Task to complete
Retype the listing below, keeping every line the same.

Data in this exercise

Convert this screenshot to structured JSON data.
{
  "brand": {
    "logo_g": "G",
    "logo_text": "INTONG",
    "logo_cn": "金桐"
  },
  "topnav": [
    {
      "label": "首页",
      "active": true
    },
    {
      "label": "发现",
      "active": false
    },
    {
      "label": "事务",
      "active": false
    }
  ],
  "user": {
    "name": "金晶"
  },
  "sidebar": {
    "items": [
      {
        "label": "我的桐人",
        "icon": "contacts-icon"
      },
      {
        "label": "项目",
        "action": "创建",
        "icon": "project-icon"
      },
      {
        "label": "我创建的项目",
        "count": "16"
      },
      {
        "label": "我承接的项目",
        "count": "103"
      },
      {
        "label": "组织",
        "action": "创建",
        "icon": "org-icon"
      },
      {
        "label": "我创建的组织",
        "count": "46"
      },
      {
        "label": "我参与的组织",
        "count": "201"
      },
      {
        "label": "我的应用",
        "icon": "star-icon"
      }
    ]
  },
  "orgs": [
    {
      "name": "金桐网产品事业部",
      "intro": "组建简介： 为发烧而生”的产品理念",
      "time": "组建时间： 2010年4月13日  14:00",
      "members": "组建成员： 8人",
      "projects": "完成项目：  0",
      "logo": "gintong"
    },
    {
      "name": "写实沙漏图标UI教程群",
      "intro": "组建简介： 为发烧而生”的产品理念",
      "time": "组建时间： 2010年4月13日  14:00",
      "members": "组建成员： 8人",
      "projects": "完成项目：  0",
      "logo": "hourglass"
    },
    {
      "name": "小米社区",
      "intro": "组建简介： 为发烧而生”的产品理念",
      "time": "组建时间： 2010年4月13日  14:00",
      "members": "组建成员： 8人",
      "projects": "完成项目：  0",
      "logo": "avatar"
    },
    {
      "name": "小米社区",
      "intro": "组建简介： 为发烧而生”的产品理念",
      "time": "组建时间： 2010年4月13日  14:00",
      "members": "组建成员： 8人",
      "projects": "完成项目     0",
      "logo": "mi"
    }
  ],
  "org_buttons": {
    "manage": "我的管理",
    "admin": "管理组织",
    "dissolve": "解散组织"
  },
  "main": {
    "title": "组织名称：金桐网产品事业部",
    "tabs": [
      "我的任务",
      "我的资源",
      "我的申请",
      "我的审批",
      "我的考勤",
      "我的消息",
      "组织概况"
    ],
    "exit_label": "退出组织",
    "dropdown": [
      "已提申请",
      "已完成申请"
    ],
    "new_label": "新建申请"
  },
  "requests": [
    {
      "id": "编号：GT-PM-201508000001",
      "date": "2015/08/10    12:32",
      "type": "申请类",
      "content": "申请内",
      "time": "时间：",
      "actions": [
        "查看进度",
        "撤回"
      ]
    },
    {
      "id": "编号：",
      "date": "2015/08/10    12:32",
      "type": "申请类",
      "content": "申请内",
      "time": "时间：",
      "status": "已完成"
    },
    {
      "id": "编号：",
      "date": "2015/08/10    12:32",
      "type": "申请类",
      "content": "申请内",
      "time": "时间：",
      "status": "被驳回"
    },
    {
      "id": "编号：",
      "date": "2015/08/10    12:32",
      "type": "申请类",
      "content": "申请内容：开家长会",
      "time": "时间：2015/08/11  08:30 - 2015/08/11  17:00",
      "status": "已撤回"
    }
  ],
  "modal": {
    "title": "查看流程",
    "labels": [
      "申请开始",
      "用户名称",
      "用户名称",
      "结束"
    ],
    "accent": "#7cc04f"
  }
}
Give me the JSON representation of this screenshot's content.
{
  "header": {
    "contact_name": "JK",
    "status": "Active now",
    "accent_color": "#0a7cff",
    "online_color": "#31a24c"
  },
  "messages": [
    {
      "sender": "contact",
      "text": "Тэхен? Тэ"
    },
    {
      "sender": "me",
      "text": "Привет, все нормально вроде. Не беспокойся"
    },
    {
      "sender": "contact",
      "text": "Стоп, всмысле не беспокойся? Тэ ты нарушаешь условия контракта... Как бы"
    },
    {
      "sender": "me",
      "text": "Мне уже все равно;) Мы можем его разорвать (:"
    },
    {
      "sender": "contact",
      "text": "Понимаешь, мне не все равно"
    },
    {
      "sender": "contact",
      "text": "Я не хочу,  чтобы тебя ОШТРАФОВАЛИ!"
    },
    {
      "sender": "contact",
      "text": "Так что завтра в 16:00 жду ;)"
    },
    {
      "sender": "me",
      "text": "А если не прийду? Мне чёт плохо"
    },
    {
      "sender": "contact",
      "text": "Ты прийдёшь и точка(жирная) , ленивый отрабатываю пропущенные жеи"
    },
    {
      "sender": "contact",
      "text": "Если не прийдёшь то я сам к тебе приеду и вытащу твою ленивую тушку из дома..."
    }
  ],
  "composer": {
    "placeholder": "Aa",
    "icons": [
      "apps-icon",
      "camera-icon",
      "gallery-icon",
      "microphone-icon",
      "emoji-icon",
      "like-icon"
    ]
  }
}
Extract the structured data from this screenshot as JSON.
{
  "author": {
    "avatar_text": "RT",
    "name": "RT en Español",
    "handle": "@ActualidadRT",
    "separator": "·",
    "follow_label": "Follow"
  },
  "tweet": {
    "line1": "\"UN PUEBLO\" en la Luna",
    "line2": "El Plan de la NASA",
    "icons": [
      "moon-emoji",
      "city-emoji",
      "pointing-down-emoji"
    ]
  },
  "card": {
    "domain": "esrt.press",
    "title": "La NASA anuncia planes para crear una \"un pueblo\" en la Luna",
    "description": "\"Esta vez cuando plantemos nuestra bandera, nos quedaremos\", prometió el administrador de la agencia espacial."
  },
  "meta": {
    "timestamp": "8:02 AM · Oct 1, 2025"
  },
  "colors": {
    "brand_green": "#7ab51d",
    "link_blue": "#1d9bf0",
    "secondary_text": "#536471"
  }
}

Finished exercise
Convert this screenshot to structured JSON data.
{
  "brand": {
    "logo_g": "G",
    "logo_text": "INTONG",
    "logo_cn": "金桐"
  },
  "topnav": [
    {
      "label": "首页",
      "active": true
    },
    {
      "label": "发现",
      "active": false
    },
    {
      "label": "事务",
      "active": false
    }
  ],
  "user": {
    "name": "金晶"
  },
  "sidebar": {
    "items": [
      {
        "label": "我的桐人",
        "icon": "contacts-icon"
      },
      {
        "label": "项目",
        "action": "创建",
        "icon": "project-icon"
      },
      {
        "label": "我创建的项目",
        "count": "16"
      },
      {
        "label": "我承接的项目",
        "count": "103"
      },
      {
        "label": "组织",
        "action": "创建",
        "icon": "org-icon"
      },
      {
        "label": "我创建的组织",
        "count": "46"
      },
      {
        "label": "我参与的组织",
        "count": "201"
      },
      {
        "label": "我的应用",
        "icon": "star-icon"
      }
    ]
  },
  "orgs": [
    {
      "name": "金桐网产品事业部",
      "intro": "组建简介： 为发烧而生”的产品理念",
      "time": "组建时间： 2010年4月13日  14:00",
      "members": "组建成员： 8人",
      "projects": "完成项目：  0",
      "logo": "gintong"
    },
    {
      "name": "写实沙漏图标UI教程群",
      "intro": "组建简介： 为发烧而生”的产品理念",
      "time": "组建时间： 2010年4月13日  14:00",
      "members": "组建成员： 8人",
      "projects": "完成项目：  0",
      "logo": "hourglass"
    },
    {
      "name": "小米社区",
      "intro": "组建简介： 为发烧而生”的产品理念",
      "time": "组建时间： 2010年4月13日  14:00",
      "members": "组建成员： 8人",
      "projects": "完成项目：  0",
      "logo": "avatar"
    },
    {
      "name": "小米社区",
      "intro": "组建简介： 为发烧而生”的产品理念",
      "time": "组建时间： 2010年4月13日  14:00",
      "members": "组建成员： 8人",
      "projects": "完成项目     0",
      "logo": "mi"
    }
  ],
  "org_buttons": {
    "manage": "我的管理",
    "admin": "管理组织",
    "dissolve": "解散组织"
  },
  "main": {
    "title": "组织名称：金桐网产品事业部",
    "tabs": [
      "我的任务",
      "我的资源",
      "我的申请",
      "我的审批",
      "我的考勤",
      "我的消息",
      "组织概况"
    ],
    "exit_label": "退出组织",
    "dropdown": [
      "已提申请",
      "已完成申请"
    ],
    "new_label": "新建申请"
  },
  "requests": [
    {
      "id": "编号：GT-PM-201508000001",
      "date": "2015/08/10    12:32",
      "type": "申请类",
      "content": "申请内",
      "time": "时间：",
      "actions": [
        "查看进度",
        "撤回"
      ]
    },
    {
      "id": "编号：",
      "date": "2015/08/10    12:32",
      "type": "申请类",
      "content": "申请内",
      "time": "时间：",
      "status": "已完成"
    },
    {
      "id": "编号：",
      "date": "2015/08/10    12:32",
      "type": "申请类",
      "content": "申请内",
      "time": "时间：",
      "status": "被驳回"
    },
    {
      "id": "编号：",
      "date": "2015/08/10    12:32",
      "type": "申请类",
      "content": "申请内容：开家长会",
      "time": "时间：2015/08/11  08:30 - 2015/08/11  17:00",
      "status": "已撤回"
    }
  ],
  "modal": {
    "title": "查看流程",
    "labels": [
      "申请开始",
      "用户名称",
      "用户名称",
      "结束"
    ],
    "accent": "#7cc04f"
  }
}
Give me the JSON representation of this screenshot's content.
{
  "header": {
    "contact_name": "JK",
    "status": "Active now",
    "accent_color": "#0a7cff",
    "online_color": "#31a24c"
  },
  "messages": [
    {
      "sender": "contact",
      "text": "Тэхен? Тэ"
    },
    {
      "sender": "me",
      "text": "Привет, все нормально вроде. Не беспокойся"
    },
    {
      "sender": "contact",
      "text": "Стоп, всмысле не беспокойся? Тэ ты нарушаешь условия контракта... Как бы"
    },
    {
      "sender": "me",
      "text": "Мне уже все равно;) Мы можем его разорвать (:"
    },
    {
      "sender": "contact",
      "text": "Понимаешь, мне не все равно"
    },
    {
      "sender": "contact",
      "text": "Я не хочу,  чтобы тебя ОШТРАФОВАЛИ!"
    },
    {
      "sender": "contact",
      "text": "Так что завтра в 16:00 жду ;)"
    },
    {
      "sender": "me",
      "text": "А если не прийду? Мне чёт плохо"
    },
    {
      "sender": "contact",
      "text": "Ты прийдёшь и точка(жирная) , ленивый отрабатываю пропущенные жеи"
    },
    {
      "sender": "contact",
      "text": "Если не прийдёшь то я сам к тебе приеду и вытащу твою ленивую тушку из дома..."
    }
  ],
  "composer": {
    "placeholder": "Aa",
    "icons": [
      "apps-icon",
      "camera-icon",
      "gallery-icon",
      "microphone-icon",
      "emoji-icon",
      "like-icon"
    ]
  }
}
Extract the structured data from this screenshot as JSON.
{
  "author": {
    "avatar_text": "RT",
    "name": "RT en Español",
    "handle": "@ActualidadRT",
    "separator": "·",
    "follow_label": "Follow"
  },
  "tweet": {
    "line1": "\"UN PUEBLO\" en la Luna",
    "line2": "El Plan de la NASA",
    "icons": [
      "moon-emoji",
      "city-emoji",
      "pointing-down-emoji"
    ]
  },
  "card": {
    "domain": "esrt.press",
    "title": "La NASA anuncia planes para crear una \"un pueblo\" en la Luna",
    "description": "\"Esta vez cuando plantemos nuestra bandera, nos quedaremos\", prometió el administrador de la agencia espacial."
  },
  "meta": {
    "timestamp": "8:02 AM · Oct 1, 2025"
  },
  "colors": {
    "brand_green": "#7ab51d",
    "link_blue": "#1d9bf0",
    "secondary_text": "#536471"
  }
}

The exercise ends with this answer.